[Supplied information]
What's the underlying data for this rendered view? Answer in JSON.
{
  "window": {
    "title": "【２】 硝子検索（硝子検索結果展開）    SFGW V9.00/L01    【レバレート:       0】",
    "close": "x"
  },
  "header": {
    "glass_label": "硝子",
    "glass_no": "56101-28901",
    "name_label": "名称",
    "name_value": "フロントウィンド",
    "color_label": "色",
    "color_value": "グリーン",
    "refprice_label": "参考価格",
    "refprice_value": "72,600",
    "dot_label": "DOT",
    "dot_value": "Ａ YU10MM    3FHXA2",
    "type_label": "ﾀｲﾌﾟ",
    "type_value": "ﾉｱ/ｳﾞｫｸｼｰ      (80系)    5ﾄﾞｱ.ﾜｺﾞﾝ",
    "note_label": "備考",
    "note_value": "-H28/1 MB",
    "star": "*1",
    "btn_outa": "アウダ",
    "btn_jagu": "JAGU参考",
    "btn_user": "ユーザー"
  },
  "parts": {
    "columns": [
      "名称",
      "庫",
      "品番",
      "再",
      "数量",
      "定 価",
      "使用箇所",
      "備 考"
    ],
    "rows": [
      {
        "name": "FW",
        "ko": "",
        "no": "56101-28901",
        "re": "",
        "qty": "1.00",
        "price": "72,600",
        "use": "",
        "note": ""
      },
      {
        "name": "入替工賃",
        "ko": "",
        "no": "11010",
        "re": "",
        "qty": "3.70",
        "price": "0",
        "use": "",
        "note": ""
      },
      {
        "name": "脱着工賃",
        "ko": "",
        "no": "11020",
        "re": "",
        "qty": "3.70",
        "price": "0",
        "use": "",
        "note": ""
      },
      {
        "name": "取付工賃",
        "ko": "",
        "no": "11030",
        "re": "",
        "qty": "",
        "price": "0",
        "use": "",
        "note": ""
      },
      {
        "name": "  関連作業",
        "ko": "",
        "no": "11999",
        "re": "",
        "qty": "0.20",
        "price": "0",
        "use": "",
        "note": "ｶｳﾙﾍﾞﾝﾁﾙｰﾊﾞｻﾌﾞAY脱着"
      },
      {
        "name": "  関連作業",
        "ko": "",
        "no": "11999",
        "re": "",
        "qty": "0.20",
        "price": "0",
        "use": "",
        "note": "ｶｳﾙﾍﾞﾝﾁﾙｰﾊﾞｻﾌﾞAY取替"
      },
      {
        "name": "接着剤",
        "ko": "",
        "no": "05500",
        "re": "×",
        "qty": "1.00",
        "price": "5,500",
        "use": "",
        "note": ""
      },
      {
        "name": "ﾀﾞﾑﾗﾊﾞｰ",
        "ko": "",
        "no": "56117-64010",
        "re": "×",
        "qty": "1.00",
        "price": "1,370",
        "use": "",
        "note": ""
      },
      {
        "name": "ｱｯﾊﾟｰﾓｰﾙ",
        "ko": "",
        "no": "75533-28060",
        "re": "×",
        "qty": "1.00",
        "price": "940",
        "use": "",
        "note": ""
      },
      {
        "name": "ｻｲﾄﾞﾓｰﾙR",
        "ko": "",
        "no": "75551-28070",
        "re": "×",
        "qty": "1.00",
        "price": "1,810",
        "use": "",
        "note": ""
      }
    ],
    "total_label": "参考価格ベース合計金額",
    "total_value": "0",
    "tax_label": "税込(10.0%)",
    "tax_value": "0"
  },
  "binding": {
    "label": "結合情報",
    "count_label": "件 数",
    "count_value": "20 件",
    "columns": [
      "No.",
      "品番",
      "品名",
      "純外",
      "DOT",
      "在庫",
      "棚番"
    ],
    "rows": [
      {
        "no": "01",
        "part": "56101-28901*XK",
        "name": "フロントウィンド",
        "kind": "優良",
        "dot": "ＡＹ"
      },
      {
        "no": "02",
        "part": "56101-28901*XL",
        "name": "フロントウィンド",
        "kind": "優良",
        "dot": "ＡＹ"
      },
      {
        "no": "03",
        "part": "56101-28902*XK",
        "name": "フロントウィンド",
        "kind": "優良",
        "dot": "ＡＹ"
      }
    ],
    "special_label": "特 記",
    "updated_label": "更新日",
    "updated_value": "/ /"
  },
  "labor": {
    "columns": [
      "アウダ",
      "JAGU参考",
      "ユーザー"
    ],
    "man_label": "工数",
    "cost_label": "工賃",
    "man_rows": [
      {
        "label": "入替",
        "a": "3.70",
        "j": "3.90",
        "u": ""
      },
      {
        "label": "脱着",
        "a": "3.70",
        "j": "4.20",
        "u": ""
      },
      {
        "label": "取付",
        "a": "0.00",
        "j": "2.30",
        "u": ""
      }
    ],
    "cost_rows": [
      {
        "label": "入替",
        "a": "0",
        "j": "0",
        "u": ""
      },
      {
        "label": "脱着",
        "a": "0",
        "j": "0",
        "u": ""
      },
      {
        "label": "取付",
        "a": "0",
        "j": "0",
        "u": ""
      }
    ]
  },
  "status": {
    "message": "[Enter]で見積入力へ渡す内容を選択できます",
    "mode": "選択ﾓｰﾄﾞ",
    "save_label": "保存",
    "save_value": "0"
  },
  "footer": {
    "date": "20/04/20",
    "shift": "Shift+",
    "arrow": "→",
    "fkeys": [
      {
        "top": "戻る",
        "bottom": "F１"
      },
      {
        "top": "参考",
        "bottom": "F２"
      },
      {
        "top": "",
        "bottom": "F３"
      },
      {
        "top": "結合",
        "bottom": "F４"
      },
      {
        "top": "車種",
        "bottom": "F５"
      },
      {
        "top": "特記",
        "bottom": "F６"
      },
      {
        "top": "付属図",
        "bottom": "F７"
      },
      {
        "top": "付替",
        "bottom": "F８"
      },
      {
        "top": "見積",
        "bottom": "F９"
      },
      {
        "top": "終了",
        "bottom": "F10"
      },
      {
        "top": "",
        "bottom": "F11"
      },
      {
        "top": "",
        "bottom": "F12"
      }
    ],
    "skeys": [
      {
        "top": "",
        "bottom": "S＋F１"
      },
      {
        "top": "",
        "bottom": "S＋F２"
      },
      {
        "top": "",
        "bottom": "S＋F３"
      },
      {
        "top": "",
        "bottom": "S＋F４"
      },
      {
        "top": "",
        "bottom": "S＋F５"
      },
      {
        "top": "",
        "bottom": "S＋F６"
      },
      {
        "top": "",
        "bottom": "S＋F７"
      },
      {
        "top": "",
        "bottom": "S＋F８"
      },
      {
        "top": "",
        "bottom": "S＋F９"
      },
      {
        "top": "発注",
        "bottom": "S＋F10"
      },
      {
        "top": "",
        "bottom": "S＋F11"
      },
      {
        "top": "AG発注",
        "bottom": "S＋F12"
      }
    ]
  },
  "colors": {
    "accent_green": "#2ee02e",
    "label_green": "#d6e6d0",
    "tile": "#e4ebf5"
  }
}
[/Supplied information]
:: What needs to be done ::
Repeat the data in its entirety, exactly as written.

:: Task solution ::
What's the underlying data for this rendered view? Answer in JSON.
{
  "window": {
    "title": "【２】 硝子検索（硝子検索結果展開）    SFGW V9.00/L01    【レバレート:       0】",
    "close": "x"
  },
  "header": {
    "glass_label": "硝子",
    "glass_no": "56101-28901",
    "name_label": "名称",
    "name_value": "フロントウィンド",
    "color_label": "色",
    "color_value": "グリーン",
    "refprice_label": "参考価格",
    "refprice_value": "72,600",
    "dot_label": "DOT",
    "dot_value": "Ａ YU10MM    3FHXA2",
    "type_label": "ﾀｲﾌﾟ",
    "type_value": "ﾉｱ/ｳﾞｫｸｼｰ      (80系)    5ﾄﾞｱ.ﾜｺﾞﾝ",
    "note_label": "備考",
    "note_value": "-H28/1 MB",
    "star": "*1",
    "btn_outa": "アウダ",
    "btn_jagu": "JAGU参考",
    "btn_user": "ユーザー"
  },
  "parts": {
    "columns": [
      "名称",
      "庫",
      "品番",
      "再",
      "数量",
      "定 価",
      "使用箇所",
      "備 考"
    ],
    "rows": [
      {
        "name": "FW",
        "ko": "",
        "no": "56101-28901",
        "re": "",
        "qty": "1.00",
        "price": "72,600",
        "use": "",
        "note": ""
      },
      {
        "name": "入替工賃",
        "ko": "",
        "no": "11010",
        "re": "",
        "qty": "3.70",
        "price": "0",
        "use": "",
        "note": ""
      },
      {
        "name": "脱着工賃",
        "ko": "",
        "no": "11020",
        "re": "",
        "qty": "3.70",
        "price": "0",
        "use": "",
        "note": ""
      },
      {
        "name": "取付工賃",
        "ko": "",
        "no": "11030",
        "re": "",
        "qty": "",
        "price": "0",
        "use": "",
        "note": ""
      },
      {
        "name": "  関連作業",
        "ko": "",
        "no": "11999",
        "re": "",
        "qty": "0.20",
        "price": "0",
        "use": "",
        "note": "ｶｳﾙﾍﾞﾝﾁﾙｰﾊﾞｻﾌﾞAY脱着"
      },
      {
        "name": "  関連作業",
        "ko": "",
        "no": "11999",
        "re": "",
        "qty": "0.20",
        "price": "0",
        "use": "",
        "note": "ｶｳﾙﾍﾞﾝﾁﾙｰﾊﾞｻﾌﾞAY取替"
      },
      {
        "name": "接着剤",
        "ko": "",
        "no": "05500",
        "re": "×",
        "qty": "1.00",
        "price": "5,500",
        "use": "",
        "note": ""
      },
      {
        "name": "ﾀﾞﾑﾗﾊﾞｰ",
        "ko": "",
        "no": "56117-64010",
        "re": "×",
        "qty": "1.00",
        "price": "1,370",
        "use": "",
        "note": ""
      },
      {
        "name": "ｱｯﾊﾟｰﾓｰﾙ",
        "ko": "",
        "no": "75533-28060",
        "re": "×",
        "qty": "1.00",
        "price": "940",
        "use": "",
        "note": ""
      },
      {
        "name": "ｻｲﾄﾞﾓｰﾙR",
        "ko": "",
        "no": "75551-28070",
        "re": "×",
        "qty": "1.00",
        "price": "1,810",
        "use": "",
        "note": ""
      }
    ],
    "total_label": "参考価格ベース合計金額",
    "total_value": "0",
    "tax_label": "税込(10.0%)",
    "tax_value": "0"
  },
  "binding": {
    "label": "結合情報",
    "count_label": "件 数",
    "count_value": "20 件",
    "columns": [
      "No.",
      "品番",
      "品名",
      "純外",
      "DOT",
      "在庫",
      "棚番"
    ],
    "rows": [
      {
        "no": "01",
        "part": "56101-28901*XK",
        "name": "フロントウィンド",
        "kind": "優良",
        "dot": "ＡＹ"
      },
      {
        "no": "02",
        "part": "56101-28901*XL",
        "name": "フロントウィンド",
        "kind": "優良",
        "dot": "ＡＹ"
      },
      {
        "no": "03",
        "part": "56101-28902*XK",
        "name": "フロントウィンド",
        "kind": "優良",
        "dot": "ＡＹ"
      }
    ],
    "special_label": "特 記",
    "updated_label": "更新日",
    "updated_value": "/ /"
  },
  "labor": {
    "columns": [
      "アウダ",
      "JAGU参考",
      "ユーザー"
    ],
    "man_label": "工数",
    "cost_label": "工賃",
    "man_rows": [
      {
        "label": "入替",
        "a": "3.70",
        "j": "3.90",
        "u": ""
      },
      {
        "label": "脱着",
        "a": "3.70",
        "j": "4.20",
        "u": ""
      },
      {
        "label": "取付",
        "a": "0.00",
        "j": "2.30",
        "u": ""
      }
    ],
    "cost_rows": [
      {
        "label": "入替",
        "a": "0",
        "j": "0",
        "u": ""
      },
      {
        "label": "脱着",
        "a": "0",
        "j": "0",
        "u": ""
      },
      {
        "label": "取付",
        "a": "0",
        "j": "0",
        "u": ""
      }
    ]
  },
  "status": {
    "message": "[Enter]で見積入力へ渡す内容を選択できます",
    "mode": "選択ﾓｰﾄﾞ",
    "save_label": "保存",
    "save_value": "0"
  },
  "footer": {
    "date": "20/04/20",
    "shift": "Shift+",
    "arrow": "→",
    "fkeys": [
      {
        "top": "戻る",
        "bottom": "F１"
      },
      {
        "top": "参考",
        "bottom": "F２"
      },
      {
        "top": "",
        "bottom": "F３"
      },
      {
        "top": "結合",
        "bottom": "F４"
      },
      {
        "top": "車種",
        "bottom": "F５"
      },
      {
        "top": "特記",
        "bottom": "F６"
      },
      {
        "top": "付属図",
        "bottom": "F７"
      },
      {
        "top": "付替",
        "bottom": "F８"
      },
      {
        "top": "見積",
        "bottom": "F９"
      },
      {
        "top": "終了",
        "bottom": "F10"
      },
      {
        "top": "",
        "bottom": "F11"
      },
      {
        "top": "",
        "bottom": "F12"
      }
    ],
    "skeys": [
      {
        "top": "",
        "bottom": "S＋F１"
      },
      {
        "top": "",
        "bottom": "S＋F２"
      },
      {
        "top": "",
        "bottom": "S＋F３"
      },
      {
        "top": "",
        "bottom": "S＋F４"
      },
      {
        "top": "",
        "bottom": "S＋F５"
      },
      {
        "top": "",
        "bottom": "S＋F６"
      },
      {
        "top": "",
        "bottom": "S＋F７"
      },
      {
        "top": "",
        "bottom": "S＋F８"
      },
      {
        "top": "",
        "bottom": "S＋F９"
      },
      {
        "top": "発注",
        "bottom": "S＋F10"
      },
      {
        "top": "",
        "bottom": "S＋F11"
      },
      {
        "top": "AG発注",
        "bottom": "S＋F12"
      }
    ]
  },
  "colors": {
    "accent_green": "#2ee02e",
    "label_green": "#d6e6d0",
    "tile": "#e4ebf5"
  }
}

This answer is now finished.